Finding ways to tackle climate change, Improving agriculture
The Society for the Conservation of Nature of Liberia (SCNL) has participated in a one-day inception workshop, multi-country GCF Readiness, organized by the Environmental Protection Agency, (EPA). The inception workshop, under the theme: Accelerating the financing and implementation of low-carbon and climate-resilient priorities in agriculture and energy in African countries, brought together international partners from the World Bank, USAID, NGOs, officials from the Government of Liberia (GOL), and civil society organizations. During the event, presentations were made on; the African Adaptation Initiative (AAI), pan African regional programme, readiness content, activities, action plan, timeline and expected deliverables, methodology of the agriculture climate risk modeling tools, and next step.
Halala Willie Kokulo, Director of Land Development and Water Resources, Ministry of Agriculture, who proxied for Honorable Jeannie M. Cooper, Minister of Agriculture, in a special statement, appreciated the [cordial working relationship and coordination] between the EPA, and the Ministry of Agriculture. He thanked the EPA for fighting climate change and welcomed everyone for gracing the inception workshop that gearing toward finding ways to improve the climate and the agricultural sector of the country.
In 2015, he said at the African Union Summit, provided a mandate to the African Ministerial Conference on Environmental operation to develop a proposal for enhancing support to Africa on adaptation together with the African groups of negotiators as a result in December 2015, after the African heads of states launched the African Action Initiative (AAI) at COP 21 in Paris.
Mr. Kokulo also said when the Intergovernmental Panel on Climate Change (IPCC) 2022 Report was released, it reveals the devastating impact of climate change, resulting in severe drought, floods, reduced agriculture production, and water insecurity increased in Africa, particularly, in West Africa’s vulnerable climate hazards. “The AAI is aimed at strengthening collaboration on adaptation across the continental high-level pan-African regional dialogue. Adaptation action on the ground, and addressing adaptation financing gap.
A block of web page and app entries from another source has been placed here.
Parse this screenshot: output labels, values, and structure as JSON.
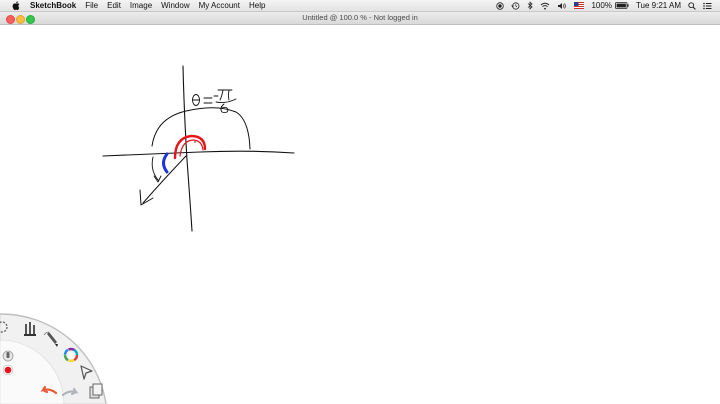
{
  "menubar": {
    "app_name": "SketchBook",
    "items": [
      "File",
      "Edit",
      "Image",
      "Window",
      "My Account",
      "Help"
    ],
    "battery": "100%",
    "clock": "Tue 9:21 AM"
  },
  "window": {
    "title": "Untitled @ 100.0 % - Not logged in"
  },
  "sketch": {
    "theta_label": "θ = -π/6",
    "colors": {
      "ink": "#111111",
      "arc_red": "#e8141b",
      "arc_blue": "#1b35d8"
    }
  },
  "toolbar": {
    "tools": [
      "settings-icon",
      "brush-library-icon",
      "pen-tool-icon",
      "color-wheel-icon",
      "layers-icon",
      "select-tool-icon",
      "undo-icon",
      "redo-icon",
      "clipboard-icon"
    ],
    "current_color": "#e8141b",
    "accent_colors": {
      "undo": "#e85a3a",
      "redo": "#9aa0a6"
    }
  }
}
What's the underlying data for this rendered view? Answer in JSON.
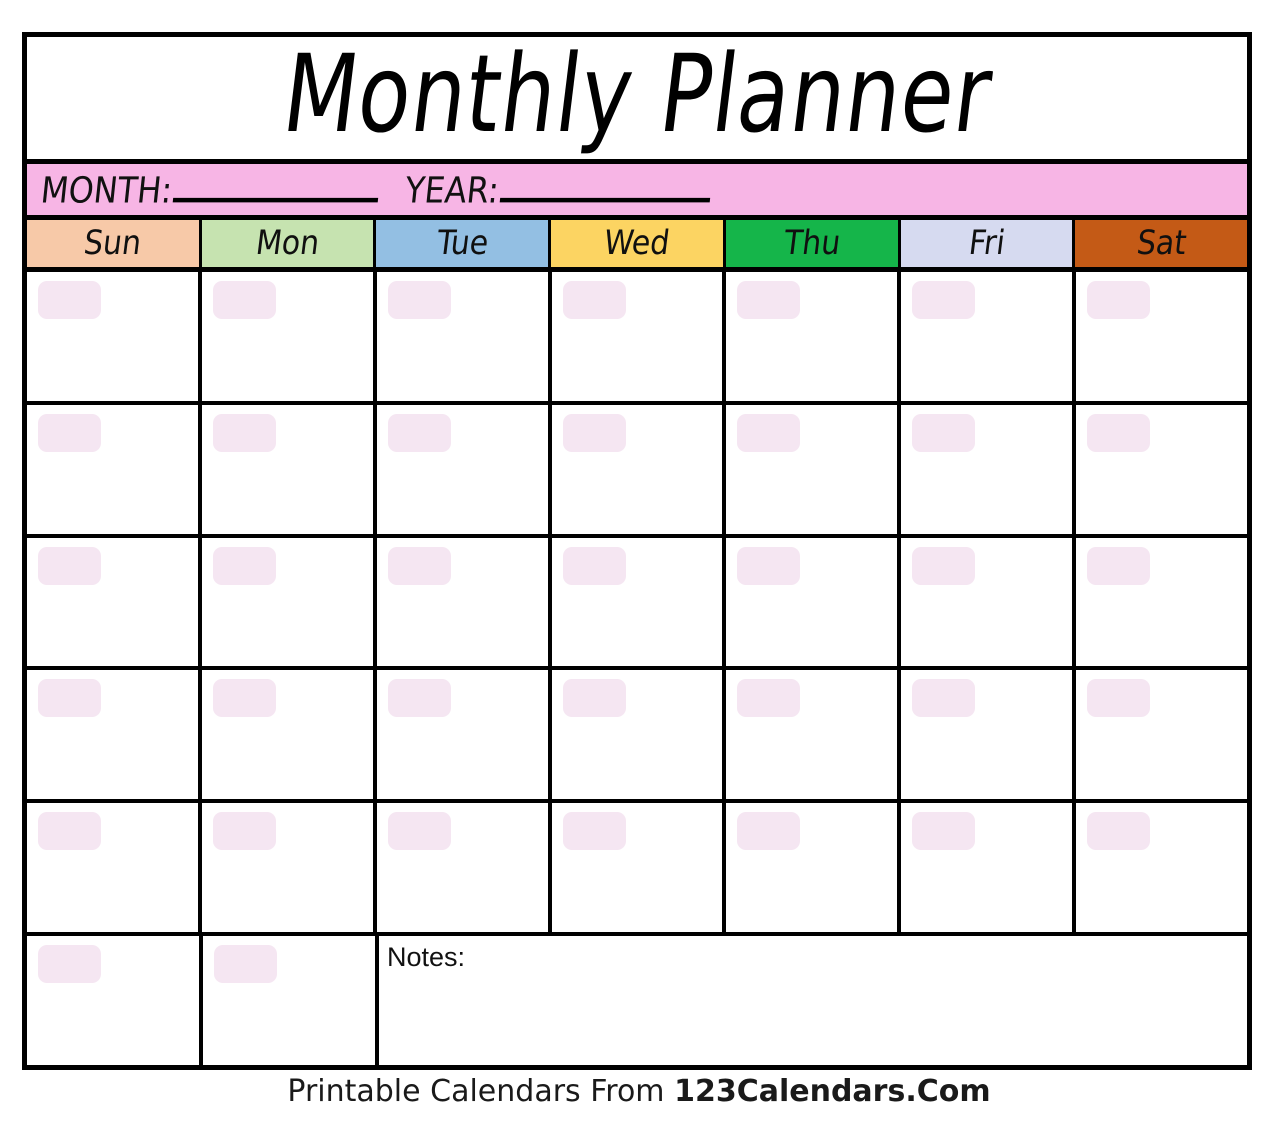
{
  "title": "Monthly Planner",
  "month_year_bar": {
    "month_label": "MONTH:",
    "month_blank": "___________",
    "year_label": "YEAR:",
    "year_blank": "___________"
  },
  "weekdays": [
    {
      "label": "Sun",
      "color": "#F7C9A8"
    },
    {
      "label": "Mon",
      "color": "#C6E3B0"
    },
    {
      "label": "Tue",
      "color": "#93BFE3"
    },
    {
      "label": "Wed",
      "color": "#FCD462"
    },
    {
      "label": "Thu",
      "color": "#15B54A"
    },
    {
      "label": "Fri",
      "color": "#D6DAF0"
    },
    {
      "label": "Sat",
      "color": "#C45A16"
    }
  ],
  "grid": {
    "rows": 6,
    "columns": 7,
    "date_boxes_per_full_row": 7,
    "last_row_day_cells": 2,
    "date_box_color": "#F5E6F2",
    "cell_background": "#FFFFFF",
    "all_dates_blank": true
  },
  "notes": {
    "label": "Notes:",
    "value": ""
  },
  "footer": {
    "prefix": "Printable Calendars From ",
    "brand": "123Calendars.Com"
  },
  "colors": {
    "border": "#000000",
    "month_band": "#F7B5E5",
    "page_background": "#FFFFFF",
    "text": "#000000"
  }
}
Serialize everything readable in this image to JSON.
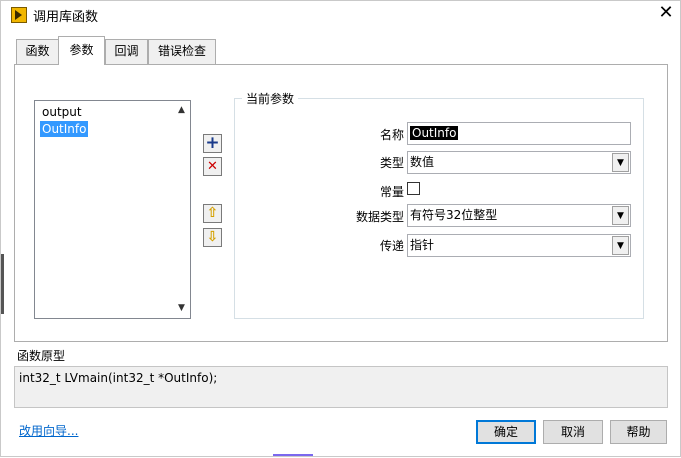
{
  "window": {
    "title": "调用库函数",
    "close_glyph": "✕"
  },
  "tabs": [
    {
      "label": "函数",
      "active": false
    },
    {
      "label": "参数",
      "active": true
    },
    {
      "label": "回调",
      "active": false
    },
    {
      "label": "错误检查",
      "active": false
    }
  ],
  "params_list": {
    "items": [
      "output",
      "OutInfo"
    ],
    "selected": "OutInfo"
  },
  "side_buttons": {
    "add_glyph": "+",
    "delete_glyph": "✕",
    "up_glyph": "⇧",
    "down_glyph": "⇩"
  },
  "current_param": {
    "group_title": "当前参数",
    "name_label": "名称",
    "name_value": "OutInfo",
    "type_label": "类型",
    "type_value": "数值",
    "const_label": "常量",
    "const_checked": false,
    "data_type_label": "数据类型",
    "data_type_value": "有符号32位整型",
    "pass_label": "传递",
    "pass_value": "指针"
  },
  "prototype": {
    "label": "函数原型",
    "text": "int32_t LVmain(int32_t *OutInfo);"
  },
  "footer": {
    "wizard_link": "改用向导...",
    "ok": "确定",
    "cancel": "取消",
    "help": "帮助"
  },
  "icons": {
    "app": "labview-icon",
    "dropdown": "chevron-down-icon"
  },
  "colors": {
    "selection": "#3399ff",
    "link": "#0066cc",
    "add_icon": "#1a3a8a",
    "delete_icon": "#cc0000",
    "arrow_icon": "#d4a000"
  }
}
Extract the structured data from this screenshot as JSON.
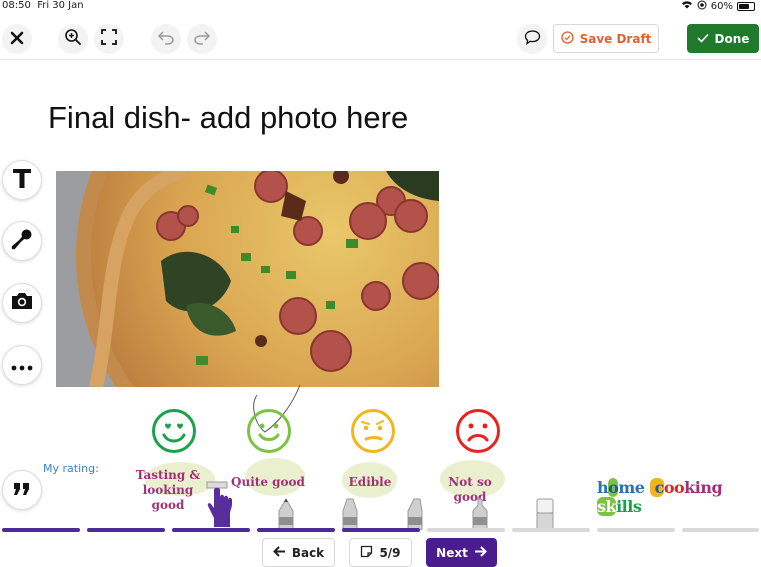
{
  "status": {
    "time": "08:50",
    "date": "Fri 30 Jan",
    "battery": "60%"
  },
  "toolbar": {
    "save_draft_label": "Save Draft",
    "done_label": "Done"
  },
  "page_title": "Final dish- add photo here",
  "rating": {
    "label": "My rating:",
    "options": [
      {
        "label_line1": "Tasting &",
        "label_line2": "looking good",
        "color": "#1aa14a"
      },
      {
        "label_line1": "Quite good",
        "label_line2": "",
        "color": "#7cc243"
      },
      {
        "label_line1": "Edible",
        "label_line2": "",
        "color": "#f2b51d"
      },
      {
        "label_line1": "Not so good",
        "label_line2": "",
        "color": "#e52421"
      }
    ]
  },
  "progress": {
    "current": 5,
    "total": 9,
    "page_label": "5/9"
  },
  "nav": {
    "back_label": "Back",
    "next_label": "Next"
  },
  "logo_text": "home cooking skills",
  "colors": {
    "accent": "#4a1d8c",
    "done_green": "#1f7a2b",
    "save_orange": "#e0622a"
  }
}
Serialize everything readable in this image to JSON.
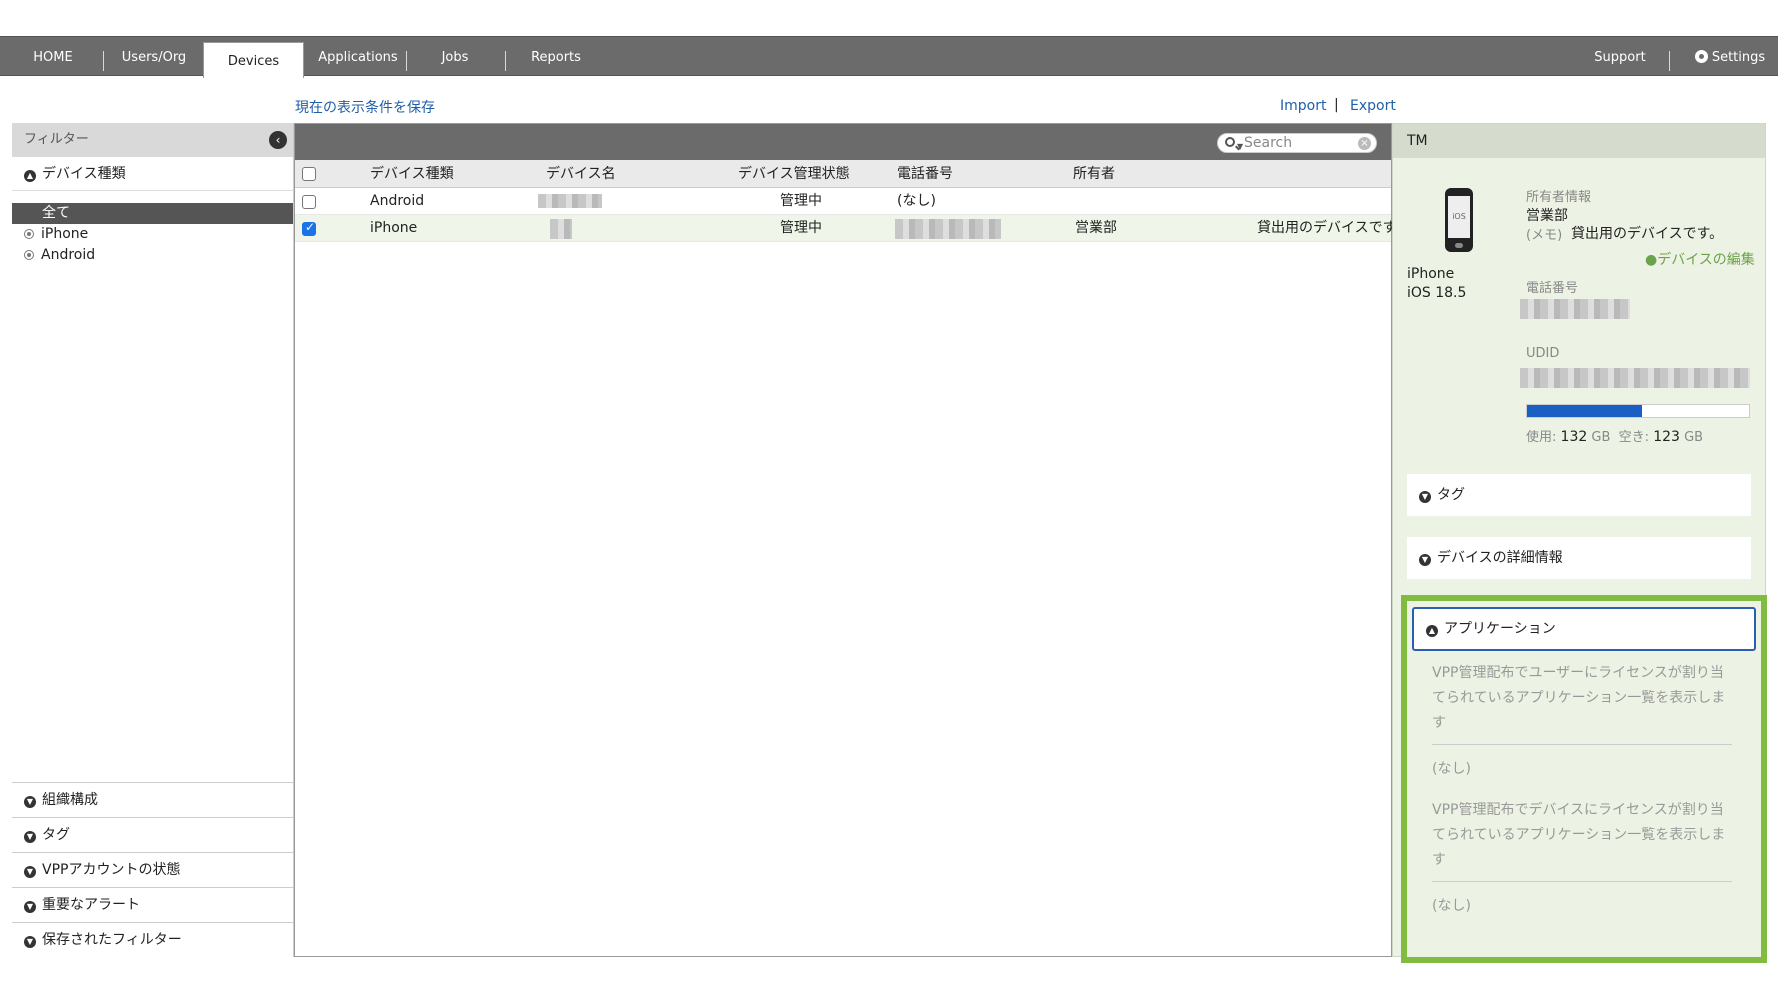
{
  "nav": {
    "items": [
      "HOME",
      "Users/Org",
      "Devices",
      "Applications",
      "Jobs",
      "Reports"
    ],
    "support": "Support",
    "settings": "Settings"
  },
  "links": {
    "save_view": "現在の表示条件を保存",
    "import": "Import",
    "separator": "|",
    "export": "Export"
  },
  "sidebar": {
    "header": "フィルター",
    "device_type_title": "デバイス種類",
    "options": [
      "全て",
      "iPhone",
      "Android"
    ],
    "bottom_sections": [
      "組織構成",
      "タグ",
      "VPPアカウントの状態",
      "重要なアラート",
      "保存されたフィルター"
    ]
  },
  "table": {
    "search_placeholder": "Search",
    "columns": [
      "デバイス種類",
      "デバイス名",
      "デバイス管理状態",
      "電話番号",
      "所有者"
    ],
    "rows": [
      {
        "type": "Android",
        "status": "管理中",
        "phone": "(なし)",
        "owner": "",
        "memo": "",
        "checked": false
      },
      {
        "type": "iPhone",
        "status": "管理中",
        "phone": "",
        "owner": "営業部",
        "memo": "貸出用のデバイスです",
        "checked": true
      }
    ]
  },
  "detail": {
    "header": "TM",
    "device_model": "iPhone",
    "os_version": "iOS 18.5",
    "owner_label": "所有者情報",
    "owner_value": "営業部",
    "memo_label": "(メモ)",
    "memo_value": "貸出用のデバイスです。",
    "edit_link": "デバイスの編集",
    "phone_label": "電話番号",
    "udid_label": "UDID",
    "storage": {
      "used_fraction": 0.52,
      "used_label": "使用:",
      "used_value": "132",
      "free_label": "空き:",
      "free_value": "123",
      "unit": "GB"
    },
    "sections": [
      "タグ",
      "デバイスの詳細情報",
      "アプリケーション"
    ],
    "app_section": {
      "user_vpp_text": "VPP管理配布でユーザーにライセンスが割り当てられているアプリケーション一覧を表示します",
      "user_vpp_value": "(なし)",
      "device_vpp_text": "VPP管理配布でデバイスにライセンスが割り当てられているアプリケーション一覧を表示します",
      "device_vpp_value": "(なし)"
    },
    "highlight_color": "#7fbc3f"
  }
}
It is designed as an initiative for Africa driven by Africans to address the increasing challenges caused by climate change,” he said.
On the greenhouse climate fund, he shared it is a critical element of the Paris Agreement, and it is the world’s largest climate fund mandated to support developing countries to raise funds to contribute toward the low emission climate resilience platform.
Also making remarks were Paul Oliver, Economist, USAID, and Shafick Hoossen, Work Bank, Senior Environmental Specialist. Oliver said over the years, climate change has become a much higher priority of USAID, and as a partner, USAID is observing current and future programs at the Ministry of Agriculture to see how they can work with the ministry. “There is tremendous investment potential in Liberia, particularly, in the forest, and USAID is looking for ways to help maximize the investment potential Liberia has”.
Hoossein said 40% of Liberia is forest, and communities depend on the forest for agricultural activities…but said it is important the forest is maintained while ensuring those depending on it for survival are provided an alternative livelihood, or improvement be made to current livelihood programs that can be climate smart, something he said the World Bank is trying to do through their current forest project and sustainable agriculture component.
Wilson K. Tarpeh, Executive Director, EPA, launching the readiness workshop, said in the Paris Agreement, each country is required to submit its commitment to the reduction of greenhouse gases. And the instrument is called Nationalist Determine Contribution (NDC). In 2021, he added that the EPA came up with a comprehensive NDC, which covers at least nine sectors, including agriculture and energy.
He recognized GoL and international partners’ efforts for working along with the EPA in supporting the fight against climate change. “Our work at EPA is to guide this process and ensure the is achieved. USAID, World Bank, and UNDP are committed, and Liberia stands to gain a lot from the climate change or climate finance program, but it has to be guided so that expectations can’t be raised that can’t be fulfilled within a certain level of time,” he said.